Good First Sports for 11-Year-Old Girls to Play
Participation in any sport should not be limited by gender, as problematic stereotypes can restrict opportunities and may inhibit a girl’s talents and sacrifice her interests. Exposing your daughter to multiple sports is a smart idea because every girl is different and there is not one right sport to learn first. To encourage healthy development, get your daughter involved in sports she shows an interest in and find ways to fuel her motivation.
Before giving your daughter options, talk to other parents or teachers in your area to find sports programs with high reputations. Provide your daughter with at least a few sports available to her and let her decide what she wants to try first. Once your daughter is interested in a sport, it is important to keep her motivated to play, because regardless of the sport or sports she chooses, she will reap the benefits of an active lifestyle.
Signing your daughter up for a team sport like softball, basketball or soccer will immediately make her part of a team and give her an opportunity to build healthy friendships. Team activities involve competition, and competition encourages a girl to excel. According to a survey by Oppenheimer Funds, girls who play team sports as adolescents are much more likely to be successful later in life.
Participation in individual sports like golf, swimming, tennis or running may appeal to your daughter. These sports also can be played on a team. Besides helping your child to maintain her overall health and fitness, regular sports play will improve her coordination, ability to balance, flexibility and strength.
Practicing martial arts may be an attractive option for your daughter because size is not an important factor. Participation in martial arts will improve your daughter’s physical and psychological health as well as teach her self-defense, an important skill to develop in life. Commitment to martial arts builds character and is a way to increase your daughter’s confidence.
- Women’s Sports Foundation Research Report; Go Out and Play, Youth Sports in America; Don Sabo, et al.; October 2008
- “Catch Them Being Good”; Tony Dicicco, et al., 2003
- Pittsburgh Post-Gazette; On the Ball: Study Finds That Girls Who Play Sports Grow Up to Lead in the Work World; L. A. Johnson; May 2002
- “Sports Her Way: Motivating Girls to Start and Stay with Sports”; Susan Wilson; 2001
- “Go Girl!: Raising Healthy, Confident and Successful Girls Through Sports”; Mark Jenkins; 2011

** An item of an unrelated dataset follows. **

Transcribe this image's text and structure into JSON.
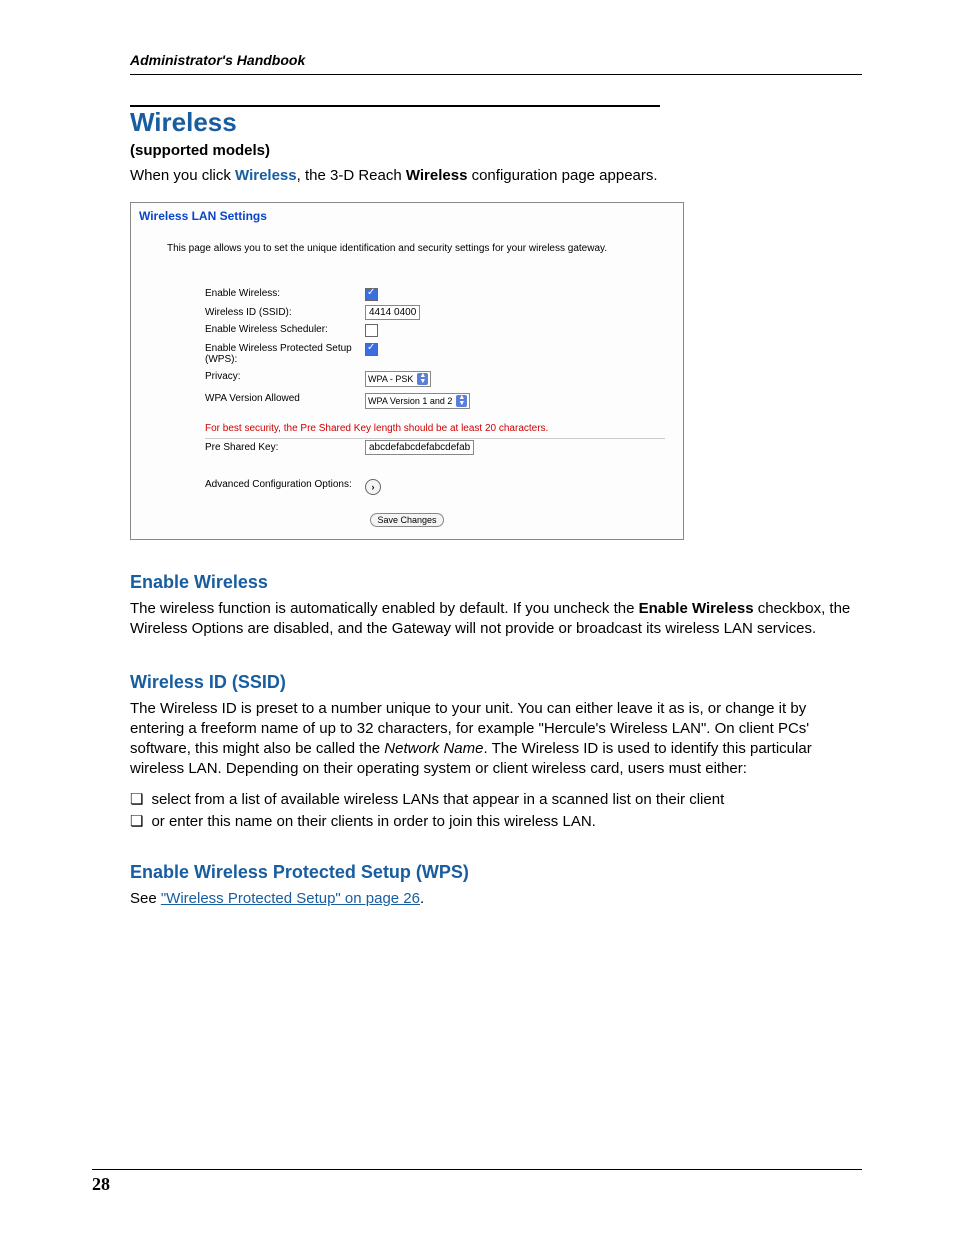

Kate Abram has been writing for the National Board for Certification in Occupational Therapy since 2010. Abram holds a Doctor and Master of Arts in occupational therapy from Nova Southeastern University and the University of Southern California, respectively. She also holds Bachelor of Science in molecular, cellular, and developmental biology from the University of California.